● Exercise directions
Please give, word for word, the line containing "Output a JSON" and every line that comes after it in the data below.

(App and web page records)
——

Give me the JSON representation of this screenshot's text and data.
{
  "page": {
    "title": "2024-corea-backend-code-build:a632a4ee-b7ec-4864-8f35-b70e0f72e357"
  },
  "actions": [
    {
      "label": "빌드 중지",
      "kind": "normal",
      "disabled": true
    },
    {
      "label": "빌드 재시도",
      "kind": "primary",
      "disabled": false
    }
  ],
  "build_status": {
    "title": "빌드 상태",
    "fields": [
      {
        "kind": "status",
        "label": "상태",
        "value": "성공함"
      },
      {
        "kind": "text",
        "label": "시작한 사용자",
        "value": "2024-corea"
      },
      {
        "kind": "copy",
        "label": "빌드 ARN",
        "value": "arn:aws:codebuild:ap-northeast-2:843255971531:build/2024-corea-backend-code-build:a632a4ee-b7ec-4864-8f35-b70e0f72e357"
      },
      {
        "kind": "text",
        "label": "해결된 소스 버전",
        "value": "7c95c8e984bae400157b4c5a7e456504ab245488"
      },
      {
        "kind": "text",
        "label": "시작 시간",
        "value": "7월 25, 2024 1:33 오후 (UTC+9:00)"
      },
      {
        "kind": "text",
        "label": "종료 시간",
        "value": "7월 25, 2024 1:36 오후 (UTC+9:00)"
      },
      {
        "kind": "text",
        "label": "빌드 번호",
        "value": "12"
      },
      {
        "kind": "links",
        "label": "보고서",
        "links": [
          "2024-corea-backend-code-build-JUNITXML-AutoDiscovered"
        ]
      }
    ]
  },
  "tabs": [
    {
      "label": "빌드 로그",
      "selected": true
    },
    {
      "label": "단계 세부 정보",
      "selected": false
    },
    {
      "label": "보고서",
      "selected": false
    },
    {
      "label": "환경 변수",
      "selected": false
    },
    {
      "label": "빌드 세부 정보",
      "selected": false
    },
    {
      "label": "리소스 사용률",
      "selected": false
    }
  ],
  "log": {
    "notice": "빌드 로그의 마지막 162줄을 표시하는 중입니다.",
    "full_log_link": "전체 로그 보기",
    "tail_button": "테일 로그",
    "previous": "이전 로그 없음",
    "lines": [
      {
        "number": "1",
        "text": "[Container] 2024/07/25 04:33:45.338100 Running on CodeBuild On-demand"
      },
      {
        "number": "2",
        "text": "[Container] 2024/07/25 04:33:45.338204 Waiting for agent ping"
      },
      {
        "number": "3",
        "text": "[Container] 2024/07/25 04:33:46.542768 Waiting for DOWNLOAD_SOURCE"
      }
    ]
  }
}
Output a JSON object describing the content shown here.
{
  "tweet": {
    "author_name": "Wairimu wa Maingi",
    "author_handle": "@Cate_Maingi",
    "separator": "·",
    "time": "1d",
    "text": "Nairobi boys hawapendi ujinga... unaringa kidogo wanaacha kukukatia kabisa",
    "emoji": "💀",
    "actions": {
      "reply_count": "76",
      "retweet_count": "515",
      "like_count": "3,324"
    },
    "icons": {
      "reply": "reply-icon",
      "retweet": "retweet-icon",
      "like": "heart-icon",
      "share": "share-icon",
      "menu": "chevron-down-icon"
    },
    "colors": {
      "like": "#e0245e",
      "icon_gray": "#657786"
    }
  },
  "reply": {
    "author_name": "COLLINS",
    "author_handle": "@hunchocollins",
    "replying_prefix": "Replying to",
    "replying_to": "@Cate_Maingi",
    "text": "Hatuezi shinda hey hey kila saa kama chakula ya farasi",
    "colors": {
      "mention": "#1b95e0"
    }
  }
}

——

● Written answer
Output a JSON object describing the content shown here.
{
  "tweet": {
    "author_name": "Wairimu wa Maingi",
    "author_handle": "@Cate_Maingi",
    "separator": "·",
    "time": "1d",
    "text": "Nairobi boys hawapendi ujinga... unaringa kidogo wanaacha kukukatia kabisa",
    "emoji": "💀",
    "actions": {
      "reply_count": "76",
      "retweet_count": "515",
      "like_count": "3,324"
    },
    "icons": {
      "reply": "reply-icon",
      "retweet": "retweet-icon",
      "like": "heart-icon",
      "share": "share-icon",
      "menu": "chevron-down-icon"
    },
    "colors": {
      "like": "#e0245e",
      "icon_gray": "#657786"
    }
  },
  "reply": {
    "author_name": "COLLINS",
    "author_handle": "@hunchocollins",
    "replying_prefix": "Replying to",
    "replying_to": "@Cate_Maingi",
    "text": "Hatuezi shinda hey hey kila saa kama chakula ya farasi",
    "colors": {
      "mention": "#1b95e0"
    }
  }
}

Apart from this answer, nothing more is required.